A few years ago, Victory Hill was the backpacking hub of Sihanoukville with enough customers to fill the sea with gold. But since then gravity has definitely moved down the hill to Ochheuteal Beach and the now-thriving Otres Beach area.
Now it’s so forsaken and run-down that even the local tuk tuk mafia at the bus station, not even a mile away, pretend not to have heard of the place – presumably because they get bigger kick-backs from businesses in Ochheuteal.
“Victory Hill,” a friend of mine said recently after getting off a bus from Phnom Penh. The tuk tuk drivers shook their heads and looked at each other, repeating the words. “Look I KNOW it exists,” he said. “I own a fucking restaurant there…”
Apart from the odd chrome chariot dropping off groups of sex tourists in money belts, Victory Hill’s trade now seems to be mainly barflies stretching out their invalidity benefits and pensions in the cheapest bars selling $0.50 handles.
Even people in Ochheuteal grumble that business is down from last year’s high season – which they moan was heavily down on previous years. And Victory Hill seems to have shouldered most of that pain. Business is so bad, some bar and guesthouse owners say that on their worst days they’ve taken just $2. And when $50 goes through the till, they think they’ve won the lottery.
They’re not helped, of course, by the clientele, and the seedy reputation that stretch of lady bars and drinking holes festers in. As one Irishman, who recently moved out of the place, put it: “It seems to be a magnet for the biggest arseholes from the four corners of the Earth.” It’s hard to argue. I’ve never seen so many alcoholics in one place, and have often wondered whether it is some warped nominative determinism that a place called Victory Hill should be so full of losers.
I honestly heard an expat holding court in the corner of a bar the other day, say: “It’s all about trading. You have the money – you have the pussy. Hey, no honey, no money. All those fucking arseholes and goddamn morons say ‘no money, no honey’. No fuck you, I have the money – that’s what you want. No honey…no money. You say ‘no’ to me, okay, I give my ten dollar to another girl…”
Slowly an exodus is beginning, with a number of bar owners seeing the light, and selling their businesses to some other mug, and opening a new venue in Ochheuteal or Otres. Those who remain either claim to have money and are running their place as a “lifestyle business”, or are presumably trying not to think too hard about how a business model based on customers with no money is ever going to work. Crunch down the gravel most nights, even now in the high season, and you’ll see the depressing sight of empty bar after empty bar, with groups of women sitting outside looking bored and discussing noodles.

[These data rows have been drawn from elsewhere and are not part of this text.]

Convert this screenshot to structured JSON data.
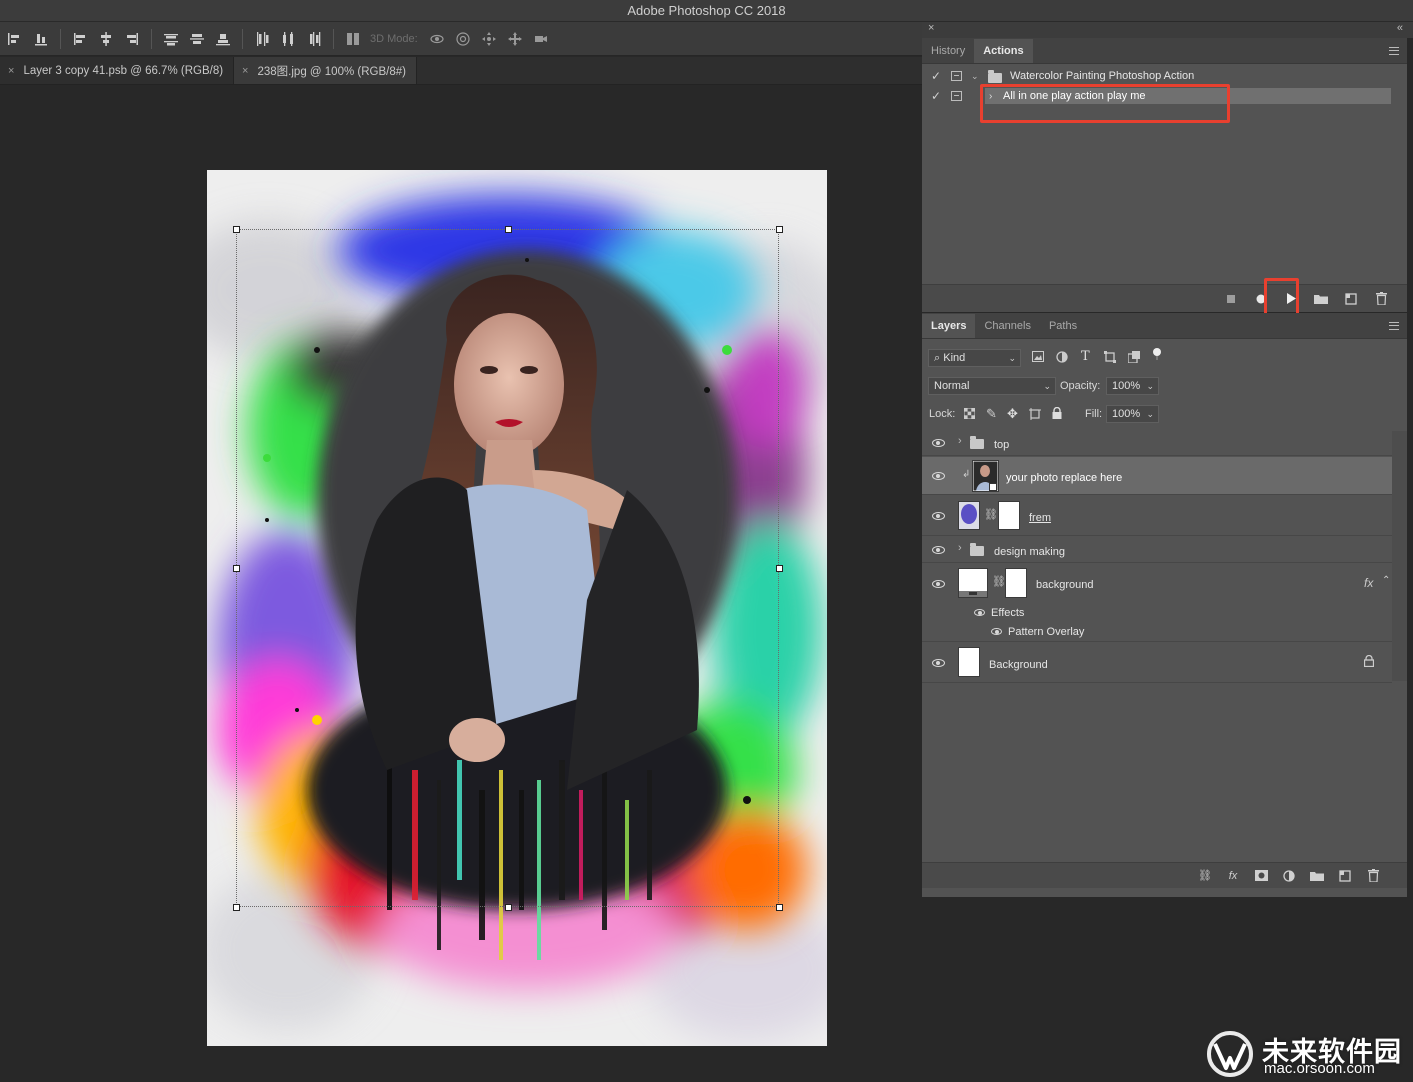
{
  "app": {
    "title": "Adobe Photoshop CC 2018"
  },
  "options_bar": {
    "mode_label": "3D Mode:"
  },
  "document_tabs": [
    {
      "label": "Layer 3 copy 41.psb @ 66.7% (RGB/8)",
      "close": "×"
    },
    {
      "label": "238图.jpg @ 100% (RGB/8#)",
      "close": "×"
    }
  ],
  "actions_panel": {
    "close_glyph": "×",
    "collapse_glyph": "«",
    "tabs": [
      {
        "label": "History",
        "active": false
      },
      {
        "label": "Actions",
        "active": true
      }
    ],
    "rows": [
      {
        "label": "Watercolor Painting Photoshop Action",
        "type": "set",
        "expanded": true,
        "checked": true
      },
      {
        "label": "All in one play action play me",
        "type": "action",
        "expanded": false,
        "checked": true,
        "selected": true
      }
    ],
    "footer_buttons": [
      "stop-icon",
      "record-icon",
      "play-icon",
      "new-set-icon",
      "new-action-icon",
      "delete-icon"
    ],
    "highlight_color": "#e8402f"
  },
  "layers_panel": {
    "tabs": [
      {
        "label": "Layers",
        "active": true
      },
      {
        "label": "Channels",
        "active": false
      },
      {
        "label": "Paths",
        "active": false
      }
    ],
    "filter": {
      "kind_label": "Kind"
    },
    "blend_mode": "Normal",
    "opacity_label": "Opacity:",
    "opacity_value": "100%",
    "lock_label": "Lock:",
    "fill_label": "Fill:",
    "fill_value": "100%",
    "layers": [
      {
        "name": "top",
        "type": "group"
      },
      {
        "name": "your photo replace here",
        "type": "smart",
        "selected": true
      },
      {
        "name": "frem",
        "type": "masked"
      },
      {
        "name": "design making",
        "type": "group"
      },
      {
        "name": "background",
        "type": "masked-fx",
        "fx_label": "fx"
      },
      {
        "name": "Effects",
        "type": "effects"
      },
      {
        "name": "Pattern Overlay",
        "type": "effect"
      },
      {
        "name": "Background",
        "type": "locked"
      }
    ]
  },
  "watermark": {
    "cn": "未来软件园",
    "url": "mac.orsoon.com"
  }
}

There are one or two Western-owned venues still doing a trade like the Corner Bar and the Upstairs bar above it, but only the street of Khmer restaurants, identical in price and menu typos, are ever regularly more than half full. But with the cheap prices they charge, they can hardly be making more than a couple of thousand riel per customer – enough to pay the rent and give free accommodation, and a bit of spending money if you know how to live on a Cambodian wage.
As for the hobby entrepreneurs all living the dream, when they do try something new, they nearly always fail. The simple truth is there are not enough customers to support the ludicrous number of restaurants and bars in that small, seamy white ghetto that easily boasts the highest proportion of expats in Cambodia.
I once saw the owner of one bar hire a decent American three-piece covers band from Phnom Penh to try to drum up business. He’d spent tens of thousands fitting out his bar, but it was empty every night. He paid the band $150 for a two-hour set, but there were barely six customers in there. I walked back sometime later. The music was pumping, and then I turned and saw the misers lined up at a joint across the road, watching the band, but only paying $0.50 a beer.
The local business owners say it speaks volumes about Victory Hill. There is no support from anyone. And the $0.50 beers are killing everyone, they grumble. Some joke that the way things are going, the place will soon turn into the Chicken Farm, a line of huts near the port where dogs are said to fight over condoms dropped through cracks in the floorboards. Those misers watching the music for free while drinking their cheap beer had a lot in common with those dogs.